Woman, with prior child assault conviction, told police that she shook the baby because he had been crying incessantly, and that she had not meant to hurt him.

Ariel David

A 4-month-old baby was hospitalized this week in serious condition after having been shaken at his daycare center in central Israel. Police arrested the woman in charge of the center who was convicted in the past of assaulting a child.

The woman’s arrest was extended until Sunday.

The woman told police that she shook the baby because he had been crying incessantly, and that she had not meant to hurt him. The woman’s 80-year-old mother was also arrested, and released to house arrest. Her involvement in the case is not clear because the court has imposed a gag order on any personal details pertaining to her.

Police from the Sharon district said the baby, Daniel Garçon, who arrived on Monday at Schneider Children’s Medical Center in Petah Tikvah, is in an induced coma and on a respirator in intensive care. The director of Schneider’s intensive care unit, Dr. Elhanan Nahum, said the baby is suffering from intracranial bleeding but the cause was as yet not known. “It’s possible this was caused by physical injury, but at the moment only we are beginning the process,” Nahum said.

The childcare worker and her mother were convicted in 2004 of striking a 5-year-old girl who was in their care as a foster child. According to the indictment, served in 2002, the year before, the women had struck the child with a rod on a number of different occasions and had smashed her head into the toilet, pushed her and stepped on her head.

Under a plea bargain in which the women confessed to the charges and were convicted of some of them, they were given an 18-month suspended sentence. The childcare worker was also sentenced to 400 hours of community service.

According to police statistics obtained by Haaretz, between 2009 and 2015 investigations were launched against nine childcare workers who had previously been questioned on suspicion of violence toward minors.

An estimated 300,000 children from birth to three years of age are in unsupervised, private childcare settings. Anyone can open a private childcare facility, which is not subject to supervision of any kind.

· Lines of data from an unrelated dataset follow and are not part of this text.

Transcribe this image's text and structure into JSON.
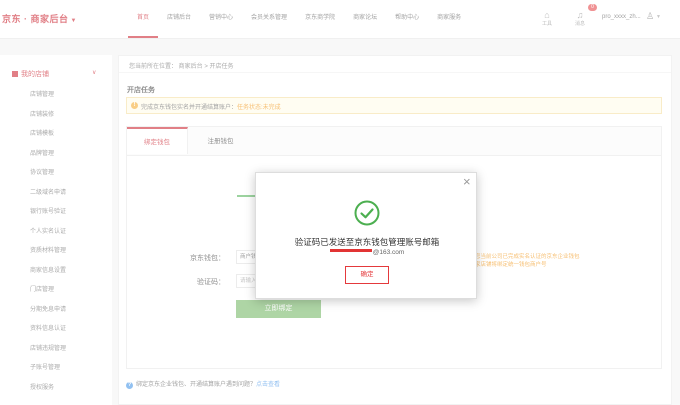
{
  "header": {
    "logo": "京东 · 商家后台",
    "nav": [
      "首页",
      "店铺后台",
      "营销中心",
      "会员关系管理",
      "京东商学院",
      "商家论坛",
      "帮助中心",
      "商家服务"
    ],
    "icon_labels": [
      "工具",
      "消息"
    ],
    "message_count": "0",
    "user_name": "pro_xxxx_zh..."
  },
  "sidebar": {
    "heading": "我的店铺",
    "items": [
      "店铺管理",
      "店铺装修",
      "店铺模板",
      "品牌管理",
      "协议管理",
      "二级域名申请",
      "银行账号验证",
      "个人实名认证",
      "资质材料管理",
      "商家信息设置",
      "门店管理",
      "分期免息申请",
      "资料信息认证",
      "店铺违规管理",
      "子账号管理",
      "授权服务"
    ]
  },
  "main": {
    "breadcrumb": "您当前所在位置：  商家后台  >  开店任务",
    "title": "开店任务",
    "notice_text": "完成京东钱包实名并开通结算账户：",
    "notice_status": "任务状态:未完成",
    "tabs": [
      "绑定钱包",
      "注册钱包"
    ],
    "form": {
      "wallet_label": "京东钱包：",
      "wallet_value": "商户钱包",
      "code_label": "验证码：",
      "code_placeholder": "请输入",
      "submit": "立即绑定",
      "tips": [
        "输入您当前公司已完成实名认证的京东企业钱包",
        "开多家店铺将绑定统一钱包商户号"
      ]
    },
    "help_text": "绑定京东企业钱包、开通结算账户遇到问题？",
    "help_link": "点击查看"
  },
  "modal": {
    "title": "验证码已发送至京东钱包管理账号邮箱",
    "email_suffix": "@163.com",
    "ok": "确定"
  },
  "colors": {
    "brand": "#c81623",
    "success": "#4caf50",
    "button": "#6cb35c",
    "warning": "#f08c00"
  }
}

In response to a query submitted to police by MK Itzik Shmuli (Zionist Union), 500 children under the age of 6 have been assaulted by adults taking care of them in childcare frameworks over the past five years. No charges were filed in 93 percent of the cases, usually due to lack of evidence. In 2015, 81 files were opened on similar charges, the highest number in the past five years.

Dr. Yitzhak Kadman, director of the National Council for the Child, said that for more than a decade now, the Knesset and the cabinet have been obstructing passage of a law on supervision and licensing of early childhood care frameworks. “And so anyone, even a person who has been convicted of offenses against children, can operate a facility to ‘care for’ children and anarchy is rampant.”

According to the council, every year thousands of babies are injured by shaking, and almost certainly the number of deaths are in the dozens. Kadman called for new parents to be taught, in maternity wards before they take their baby home, about the dangers of shaking, and for childcare workers to undergo training on the matter.